Which lines in the records below mention the word "folder"? Copy each one out.

BEGIN Records

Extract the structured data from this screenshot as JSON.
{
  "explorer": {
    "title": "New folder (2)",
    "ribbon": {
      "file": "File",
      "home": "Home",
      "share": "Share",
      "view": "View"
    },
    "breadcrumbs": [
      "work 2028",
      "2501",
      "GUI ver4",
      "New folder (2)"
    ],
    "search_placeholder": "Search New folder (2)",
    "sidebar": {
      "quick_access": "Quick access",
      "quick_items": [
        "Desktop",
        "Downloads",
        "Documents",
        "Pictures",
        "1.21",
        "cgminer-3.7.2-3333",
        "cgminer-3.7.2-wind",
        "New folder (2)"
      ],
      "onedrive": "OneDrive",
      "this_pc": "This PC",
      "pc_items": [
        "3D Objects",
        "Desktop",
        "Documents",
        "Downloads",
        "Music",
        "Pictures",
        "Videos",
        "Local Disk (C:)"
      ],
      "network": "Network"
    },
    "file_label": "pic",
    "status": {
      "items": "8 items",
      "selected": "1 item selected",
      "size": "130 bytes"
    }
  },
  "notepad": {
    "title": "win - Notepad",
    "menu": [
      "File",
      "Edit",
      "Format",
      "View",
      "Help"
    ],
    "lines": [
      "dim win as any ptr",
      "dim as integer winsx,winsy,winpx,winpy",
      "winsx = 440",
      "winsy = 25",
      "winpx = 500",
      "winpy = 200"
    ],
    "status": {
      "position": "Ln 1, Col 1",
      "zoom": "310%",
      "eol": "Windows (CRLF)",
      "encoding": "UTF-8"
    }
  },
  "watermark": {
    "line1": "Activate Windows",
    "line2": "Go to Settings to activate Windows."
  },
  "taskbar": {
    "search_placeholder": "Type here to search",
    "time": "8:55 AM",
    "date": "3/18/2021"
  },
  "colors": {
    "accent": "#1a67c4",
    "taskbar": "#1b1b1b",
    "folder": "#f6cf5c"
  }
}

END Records

#### Task response
    "title": "New folder (2)",
      "New folder (2)"
    "search_placeholder": "Search New folder (2)",
        "New folder (2)"
    "folder": "#f6cf5c"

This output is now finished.